We also started watching Grey’s Anatomy from where Georgie had left it years ago. This was at the end of series 5 and the episodes were from 2009. I wouldn’t usually tell you the precise year of a TV series, but in this case it’s important. Bizarrely, in the episode we began with, one of the main characters (Izzy) had just been diagnosed with stage four metastatic melanoma with tumours in the brain. Her brain tumour was symptomatic and giving her hallucinations. As Izzy is a young doctor with my diagnosis obviously it hit home. The difference however is that she was in America, where cancer treatment is notoriously aggressive (for dubious gain) and it was 2009. 2009 doesn’t seem that long ago, but shows the progress that has been made. Hopefully I can say this without seeming callous but part of me wanted her to die. I’ll explain. Early in the story arc she was told there was a five percent chance of survival, which was probably inaccurately high.

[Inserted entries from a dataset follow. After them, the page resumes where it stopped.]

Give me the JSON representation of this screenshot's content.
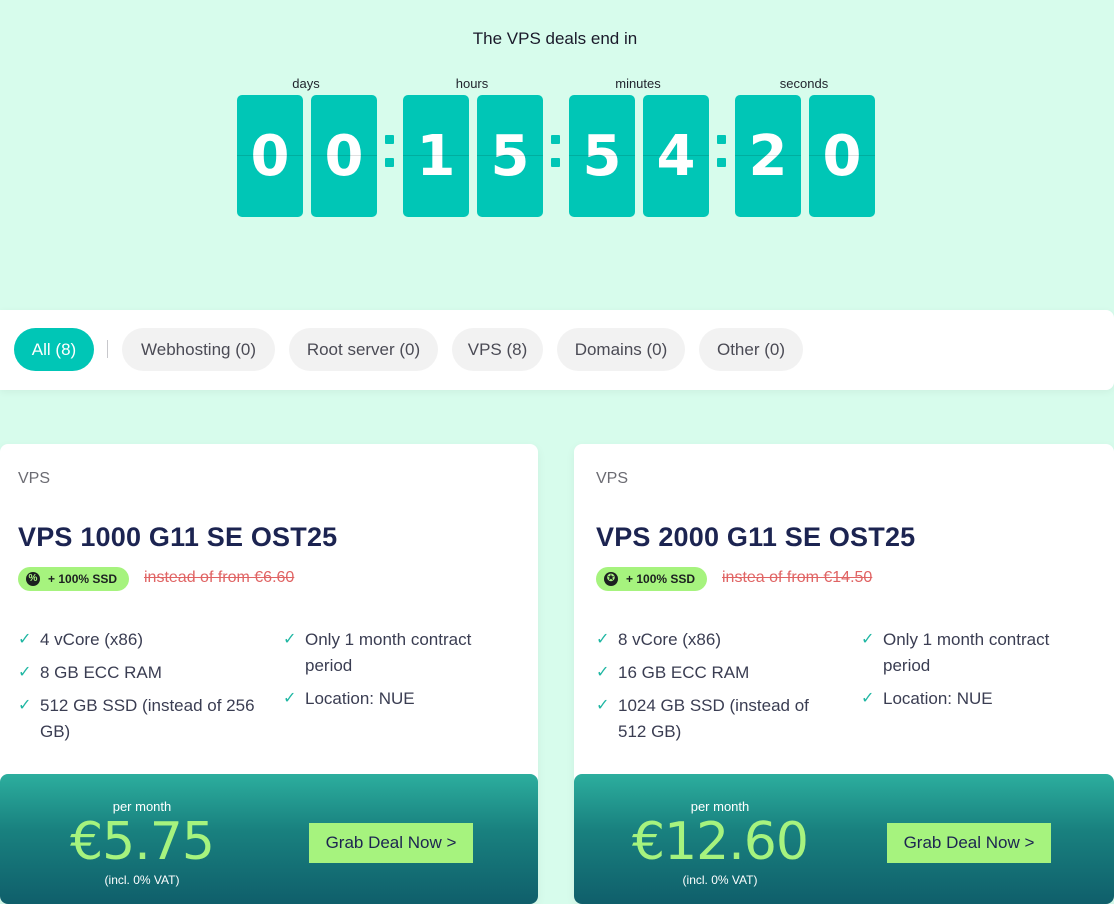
{
  "countdown": {
    "title": "The VPS deals end in",
    "labels": {
      "days": "days",
      "hours": "hours",
      "minutes": "minutes",
      "seconds": "seconds"
    },
    "digits": [
      "0",
      "0",
      "1",
      "5",
      "5",
      "4",
      "2",
      "0"
    ]
  },
  "filters": [
    {
      "label": "All (8)",
      "active": true
    },
    {
      "label": "Webhosting (0)",
      "active": false
    },
    {
      "label": "Root server (0)",
      "active": false
    },
    {
      "label": "VPS (8)",
      "active": false
    },
    {
      "label": "Domains (0)",
      "active": false
    },
    {
      "label": "Other (0)",
      "active": false
    }
  ],
  "cards": [
    {
      "category": "VPS",
      "title": "VPS 1000 G11 SE OST25",
      "badge_icon": "%",
      "badge": "+ 100% SSD",
      "strike_price": "instead of from €6.60",
      "features_left": [
        "4 vCore (x86)",
        "8 GB ECC RAM",
        "512 GB SSD (instead of 256 GB)"
      ],
      "features_right": [
        "Only 1 month contract period",
        "Location: NUE"
      ],
      "per_month": "per month",
      "price": "€5.75",
      "vat": "(incl. 0% VAT)",
      "cta": "Grab Deal Now >"
    },
    {
      "category": "VPS",
      "title": "VPS 2000 G11 SE OST25",
      "badge_icon": "✪",
      "badge": "+ 100% SSD",
      "strike_price": "instea of from €14.50",
      "features_left": [
        "8 vCore (x86)",
        "16 GB ECC RAM",
        "1024 GB SSD (instead of 512 GB)"
      ],
      "features_right": [
        "Only 1 month contract period",
        "Location: NUE"
      ],
      "per_month": "per month",
      "price": "€12.60",
      "vat": "(incl. 0% VAT)",
      "cta": "Grab Deal Now >"
    }
  ],
  "colors": {
    "background": "#d7fcec",
    "accent": "#00c6b6",
    "lime": "#a6f37e",
    "navy": "#1c2451",
    "strike": "#e06464"
  }
}
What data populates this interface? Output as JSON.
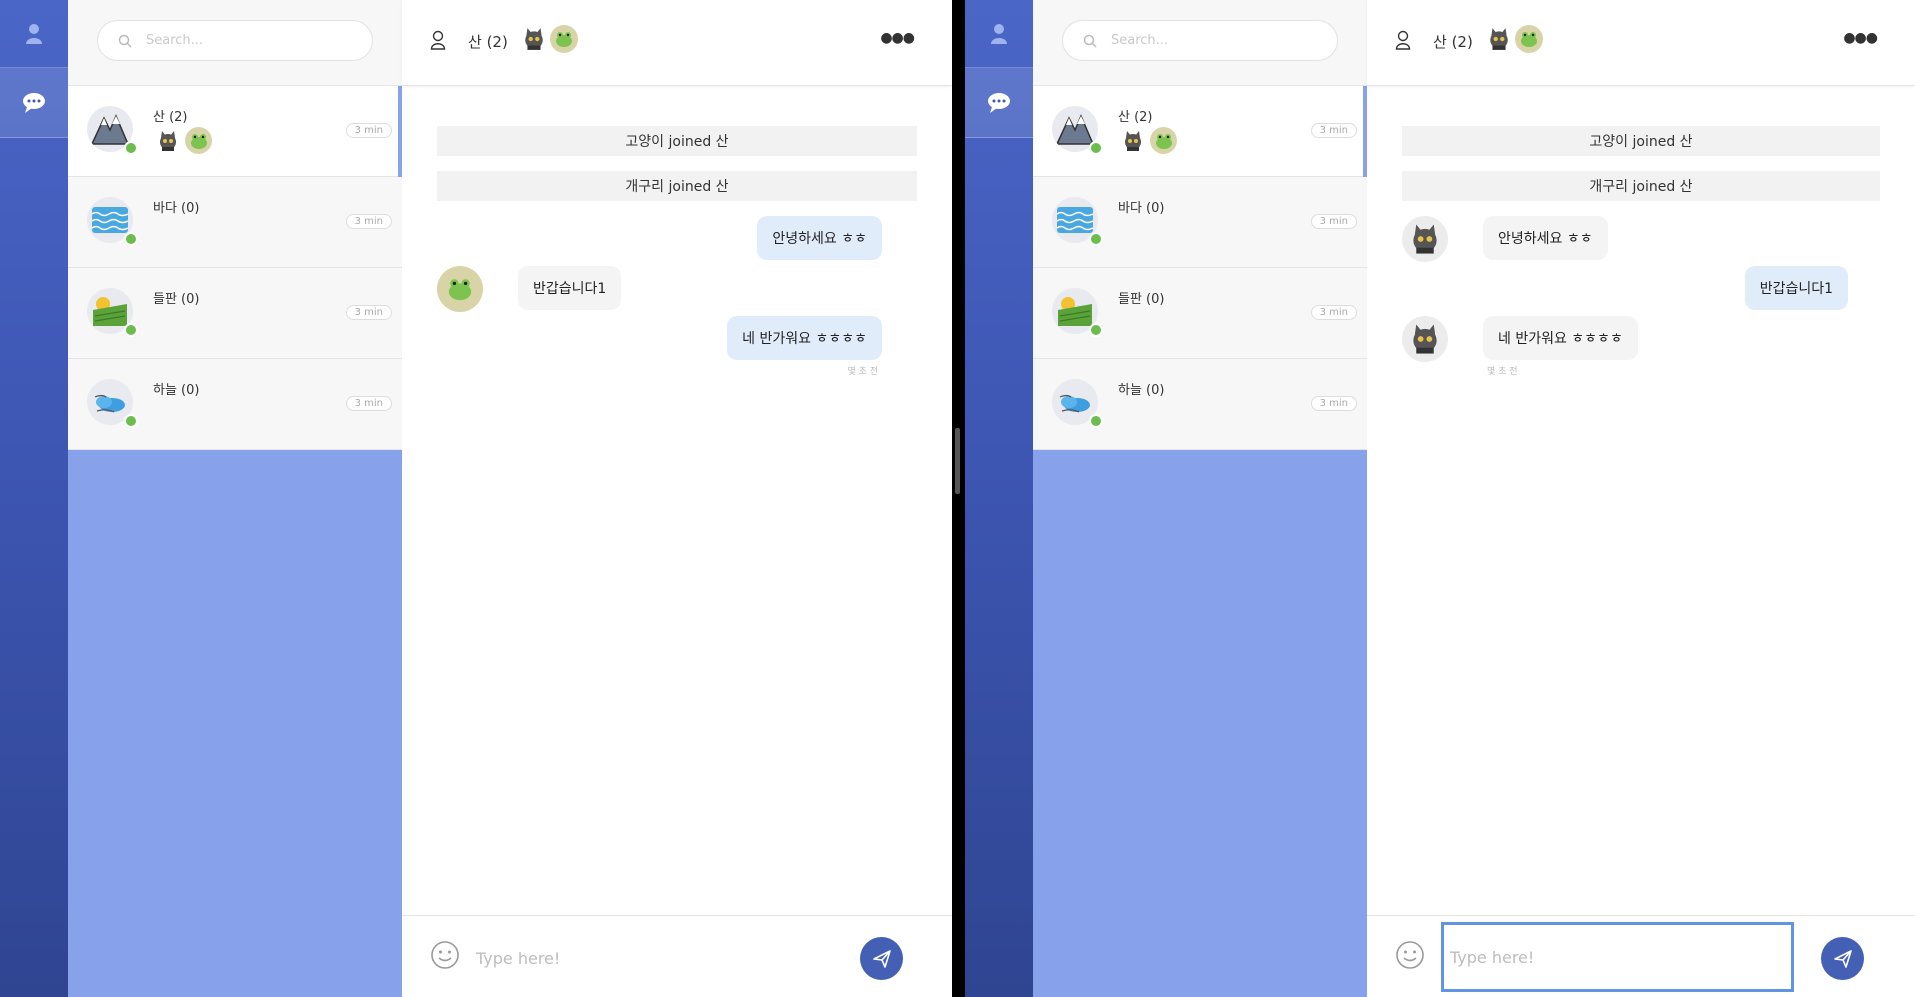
{
  "search": {
    "placeholder": "Search..."
  },
  "rooms": [
    {
      "name": "산 (2)",
      "time": "3 min",
      "icon": "mountain-icon"
    },
    {
      "name": "바다 (0)",
      "time": "3 min",
      "icon": "sea-icon"
    },
    {
      "name": "들판 (0)",
      "time": "3 min",
      "icon": "field-icon"
    },
    {
      "name": "하늘 (0)",
      "time": "3 min",
      "icon": "sky-icon"
    }
  ],
  "chat": {
    "title": "산 (2)",
    "composer_placeholder": "Type here!"
  },
  "left_messages": {
    "sys1": "고양이 joined 산",
    "sys2": "개구리 joined 산",
    "m1": "안녕하세요 ㅎㅎ",
    "m2": "반갑습니다1",
    "m3": "네 반가워요 ㅎㅎㅎㅎ",
    "m3_time": "몇 초 전"
  },
  "right_messages": {
    "sys1": "고양이 joined 산",
    "sys2": "개구리 joined 산",
    "m1": "안녕하세요 ㅎㅎ",
    "m2": "반갑습니다1",
    "m3": "네 반가워요 ㅎㅎㅎㅎ",
    "m3_time": "몇 초 전"
  },
  "colors": {
    "nav": "#3f58b6",
    "list_bg": "#87a1ea",
    "online": "#6bbd4c",
    "my_bubble": "#e1ecfb",
    "send": "#4460b4",
    "focus": "#5f95e3"
  }
}
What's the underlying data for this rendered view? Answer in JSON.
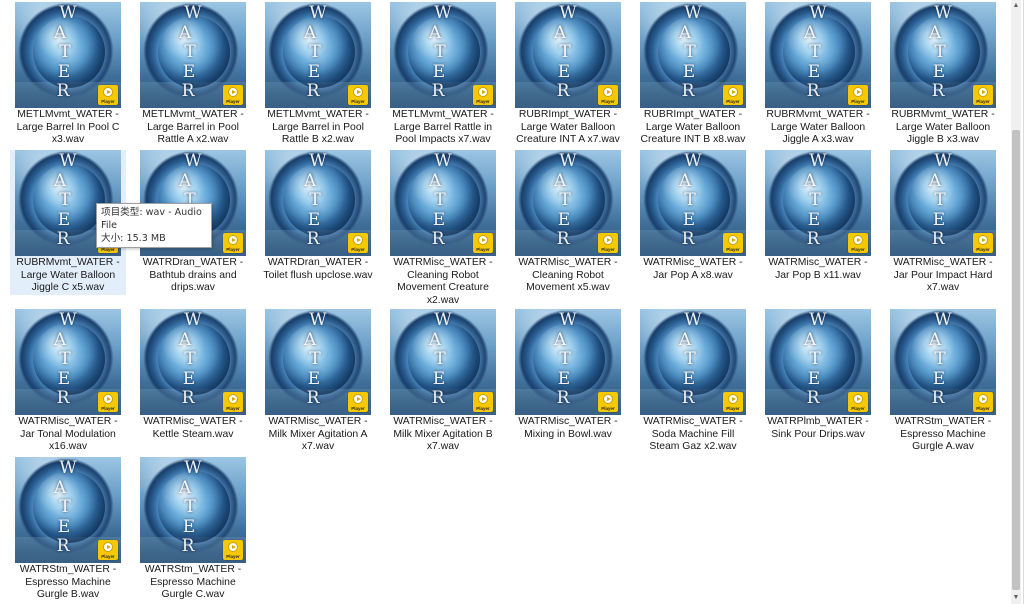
{
  "thumbnail": {
    "letters": [
      "W",
      "A",
      "T",
      "E",
      "R"
    ],
    "player_label": "Player"
  },
  "files": [
    {
      "name": "METLMvmt_WATER - Large Barrel In Pool C x3.wav"
    },
    {
      "name": "METLMvmt_WATER - Large Barrel in Pool Rattle A x2.wav"
    },
    {
      "name": "METLMvmt_WATER - Large Barrel in Pool Rattle B x2.wav"
    },
    {
      "name": "METLMvmt_WATER - Large Barrel Rattle in Pool Impacts x7.wav"
    },
    {
      "name": "RUBRImpt_WATER - Large Water Balloon Creature INT A x7.wav"
    },
    {
      "name": "RUBRImpt_WATER - Large Water Balloon Creature INT B x8.wav"
    },
    {
      "name": "RUBRMvmt_WATER - Large Water Balloon Jiggle A x3.wav"
    },
    {
      "name": "RUBRMvmt_WATER - Large Water Balloon Jiggle B x3.wav"
    },
    {
      "name": "RUBRMvmt_WATER - Large Water Balloon Jiggle C x5.wav",
      "selected": true
    },
    {
      "name": "WATRDran_WATER - Bathtub drains and drips.wav"
    },
    {
      "name": "WATRDran_WATER - Toilet flush upclose.wav"
    },
    {
      "name": "WATRMisc_WATER - Cleaning Robot Movement Creature x2.wav"
    },
    {
      "name": "WATRMisc_WATER - Cleaning Robot Movement x5.wav"
    },
    {
      "name": "WATRMisc_WATER - Jar Pop A x8.wav"
    },
    {
      "name": "WATRMisc_WATER - Jar Pop B x11.wav"
    },
    {
      "name": "WATRMisc_WATER - Jar Pour Impact Hard x7.wav"
    },
    {
      "name": "WATRMisc_WATER - Jar Tonal Modulation x16.wav"
    },
    {
      "name": "WATRMisc_WATER - Kettle Steam.wav"
    },
    {
      "name": "WATRMisc_WATER - Milk Mixer Agitation A x7.wav"
    },
    {
      "name": "WATRMisc_WATER - Milk Mixer Agitation B x7.wav"
    },
    {
      "name": "WATRMisc_WATER - Mixing in Bowl.wav"
    },
    {
      "name": "WATRMisc_WATER - Soda Machine Fill Steam Gaz x2.wav"
    },
    {
      "name": "WATRPlmb_WATER - Sink Pour Drips.wav"
    },
    {
      "name": "WATRStm_WATER - Espresso Machine Gurgle A.wav"
    },
    {
      "name": "WATRStm_WATER - Espresso Machine Gurgle B.wav"
    },
    {
      "name": "WATRStm_WATER - Espresso Machine Gurgle C.wav"
    }
  ],
  "tooltip": {
    "line1": "项目类型: wav - Audio File",
    "line2": "大小: 15.3 MB"
  },
  "scrollbar": {
    "up_glyph": "▲",
    "down_glyph": "▼"
  }
}
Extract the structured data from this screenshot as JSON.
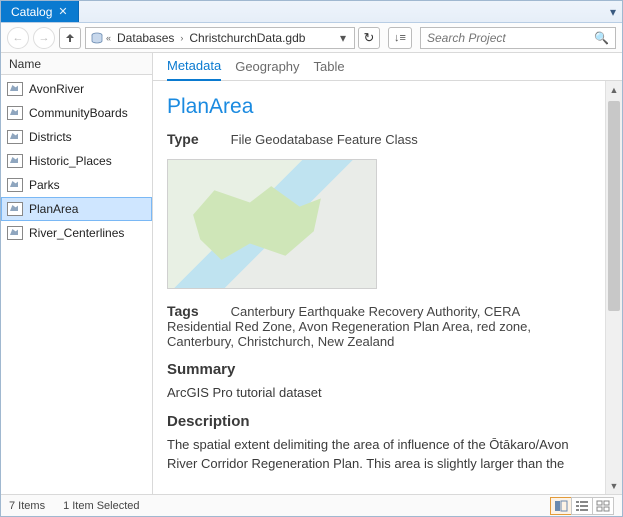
{
  "tab": {
    "title": "Catalog"
  },
  "breadcrumb": {
    "seg1": "Databases",
    "seg2": "ChristchurchData.gdb"
  },
  "search": {
    "placeholder": "Search Project"
  },
  "sidebar": {
    "header": "Name",
    "items": [
      {
        "label": "AvonRiver"
      },
      {
        "label": "CommunityBoards"
      },
      {
        "label": "Districts"
      },
      {
        "label": "Historic_Places"
      },
      {
        "label": "Parks"
      },
      {
        "label": "PlanArea",
        "selected": true
      },
      {
        "label": "River_Centerlines"
      }
    ]
  },
  "subtabs": {
    "t0": "Metadata",
    "t1": "Geography",
    "t2": "Table"
  },
  "metadata": {
    "title": "PlanArea",
    "type_label": "Type",
    "type_value": "File Geodatabase Feature Class",
    "tags_label": "Tags",
    "tags_value": "Canterbury Earthquake Recovery Authority, CERA Residential Red Zone, Avon Regeneration Plan Area, red zone, Canterbury, Christchurch, New Zealand",
    "summary_label": "Summary",
    "summary_value": "ArcGIS Pro tutorial dataset",
    "description_label": "Description",
    "description_value": "The spatial extent delimiting the area of influence of the Ōtākaro/Avon River Corridor Regeneration Plan. This area is slightly larger than the"
  },
  "statusbar": {
    "count": "7 Items",
    "selected": "1 Item Selected"
  }
}
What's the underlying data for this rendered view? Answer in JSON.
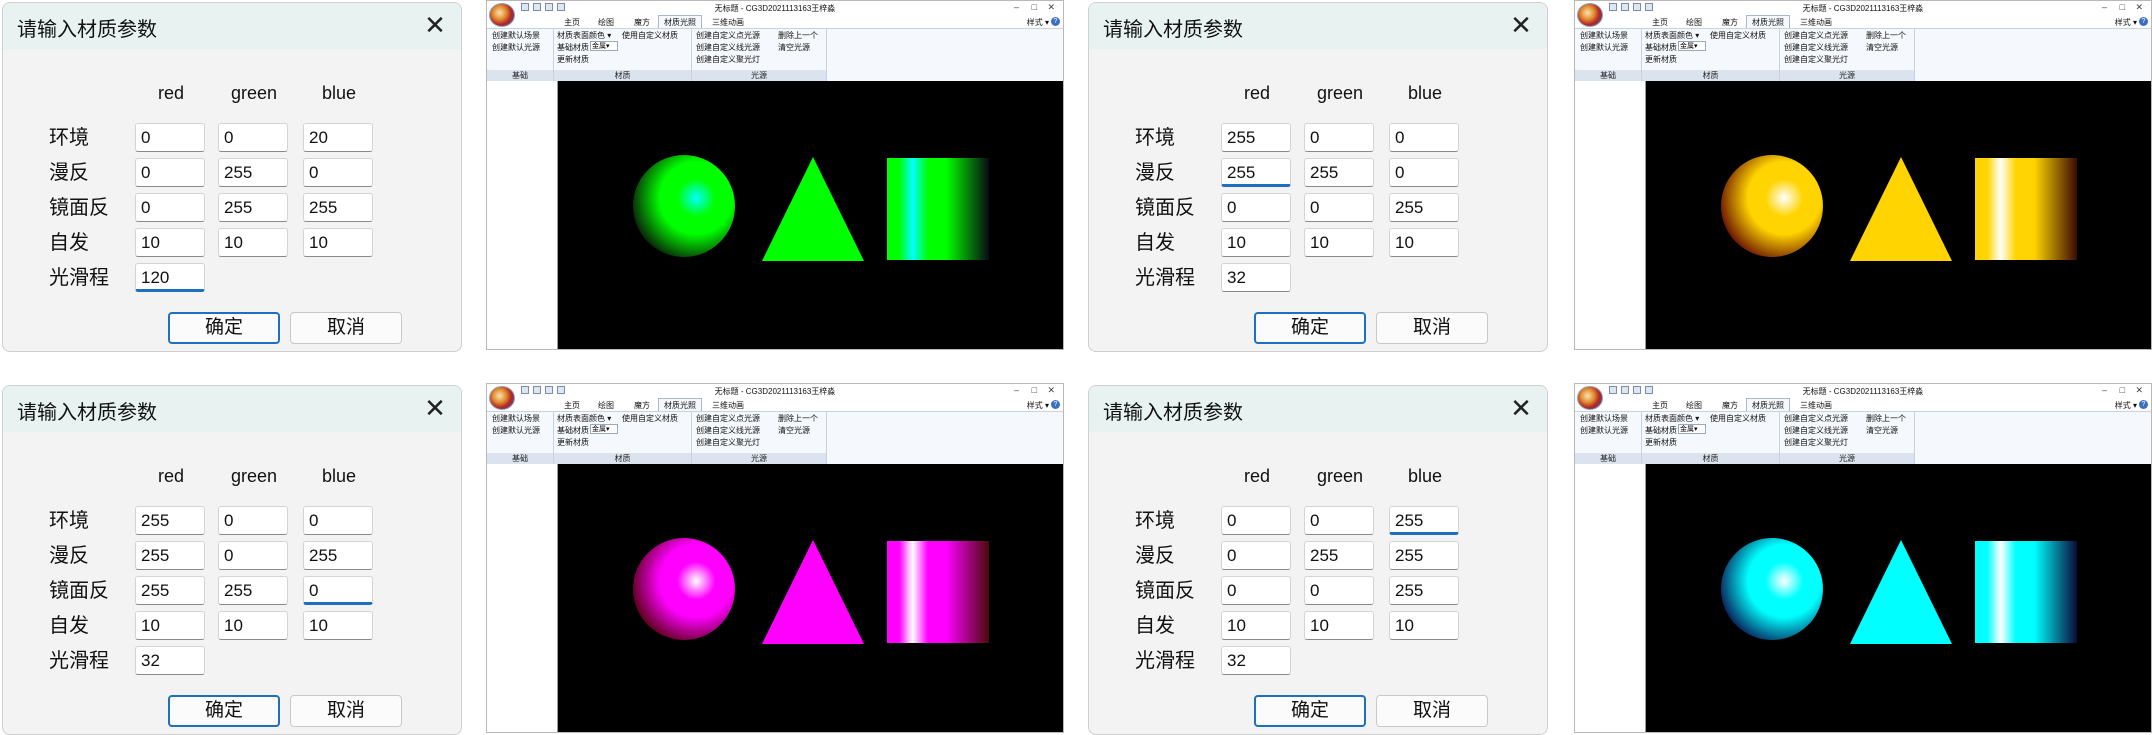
{
  "dialogs": [
    {
      "title": "请输入材质参数",
      "headers": [
        "red",
        "green",
        "blue"
      ],
      "labels": [
        "环境",
        "漫反",
        "镜面反",
        "自发",
        "光滑程"
      ],
      "values": [
        [
          "0",
          "0",
          "20"
        ],
        [
          "0",
          "255",
          "0"
        ],
        [
          "0",
          "255",
          "255"
        ],
        [
          "10",
          "10",
          "10"
        ],
        [
          "120"
        ]
      ],
      "ok": "确定",
      "cancel": "取消"
    },
    {
      "title": "请输入材质参数",
      "headers": [
        "red",
        "green",
        "blue"
      ],
      "labels": [
        "环境",
        "漫反",
        "镜面反",
        "自发",
        "光滑程"
      ],
      "values": [
        [
          "255",
          "0",
          "0"
        ],
        [
          "255",
          "255",
          "0"
        ],
        [
          "0",
          "0",
          "255"
        ],
        [
          "10",
          "10",
          "10"
        ],
        [
          "32"
        ]
      ],
      "ok": "确定",
      "cancel": "取消"
    },
    {
      "title": "请输入材质参数",
      "headers": [
        "red",
        "green",
        "blue"
      ],
      "labels": [
        "环境",
        "漫反",
        "镜面反",
        "自发",
        "光滑程"
      ],
      "values": [
        [
          "255",
          "0",
          "0"
        ],
        [
          "255",
          "0",
          "255"
        ],
        [
          "255",
          "255",
          "0"
        ],
        [
          "10",
          "10",
          "10"
        ],
        [
          "32"
        ]
      ],
      "ok": "确定",
      "cancel": "取消"
    },
    {
      "title": "请输入材质参数",
      "headers": [
        "red",
        "green",
        "blue"
      ],
      "labels": [
        "环境",
        "漫反",
        "镜面反",
        "自发",
        "光滑程"
      ],
      "values": [
        [
          "0",
          "0",
          "255"
        ],
        [
          "0",
          "255",
          "255"
        ],
        [
          "0",
          "0",
          "255"
        ],
        [
          "10",
          "10",
          "10"
        ],
        [
          "32"
        ]
      ],
      "ok": "确定",
      "cancel": "取消"
    }
  ],
  "app": {
    "title": "无标题 - CG3D2021113163王梓淼",
    "tabs": [
      "主页",
      "绘图",
      "魔方",
      "材质光照",
      "三维动画"
    ],
    "style_label": "样式",
    "ribbon": {
      "basic_group": "基础",
      "basic_items": [
        "创建默认场景",
        "创建默认光源"
      ],
      "material_group": "材质",
      "material_items": [
        "材质表面颜色",
        "使用自定义材质",
        "基础材质",
        "更新材质"
      ],
      "material_select": "金属",
      "light_group": "光源",
      "light_items": [
        "创建自定义点光源",
        "创建自定义线光源",
        "创建自定义聚光灯",
        "删除上一个",
        "清空光源"
      ]
    }
  },
  "scenes": [
    {
      "name": "green",
      "color": "#00ff00",
      "spec": "#00ffff",
      "dark": "#0a0a0a",
      "emissive": "#0a0a14"
    },
    {
      "name": "yellow",
      "color": "#ffd400",
      "spec": "#ffffff",
      "dark": "#5a0000",
      "emissive": "#3a0a06"
    },
    {
      "name": "magenta",
      "color": "#ff00ff",
      "spec": "#ffffff",
      "dark": "#4a0000",
      "emissive": "#4a0a0a"
    },
    {
      "name": "cyan",
      "color": "#00ffff",
      "spec": "#ffffff",
      "dark": "#0a0a4a",
      "emissive": "#0a0a3a"
    }
  ]
}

She received extensive surgery, traditional chemotherapy (Dacarbazine) and interleukin-2. I was anticipating that she would survive, because it was for TV and if you judge the medical authenticity of Grey’s Anatomy’s by the quality of the actors’ chest compressions then it would be woefully inaccurate. The chest compressions really are terrible. However she did die after having a lot of unnecessary surgery, including taking out her hippocampus, the area of brain responsible for memory. So she had a few days longer alive but some of those days she had awful short term memory loss to the point where she kept repeating conversations. What is life if you cannot remember it? As the whole series is about surgeons Izzy elected to have the surgery after some debate with most of the characters, and her oncologist who didn’t want her to have the surgery but wanted her to wait for the IL-2 to work, like one of her ‘miracle patients’ that Izzy had got to know. The miracle patient actually died, as did Izzy. As sad as it was I wanted Izzy to die as that was a very much more likely outcome. Prior to Ipilimumab, IL-2 was used to manipulate the immune system to attack the cancer again. It worked well in a very small number of patients, and gave many patients a lot of side effects. I didn’t want the story to give patients false hope. It does however show how far cancer treatment has come in such a short space of time. It is also a reminder how futile persistent surgery is, fraught with potential side effects. Primarily it’s a waste of time, therefore I would recommend that most patients only go down this route after a very thorough discussion with their oncologists. We packed up the room at Center Parcs on bank holiday Monday, and headed to Leicester. I got the train to London in the evening. Neither of us were wanting the summer to end. But I had a 9am blood test to attend to the next day at the Marsden and Georgie was starting term . As I was walking from St. Pancras station to Dave and Alice’s flat, I thought to myself after months and months and a very difficult 2016, here I am very happy, and I feel 95 percent. Not bad considering I was at 1 percent at the end of 2015. Not bad at all.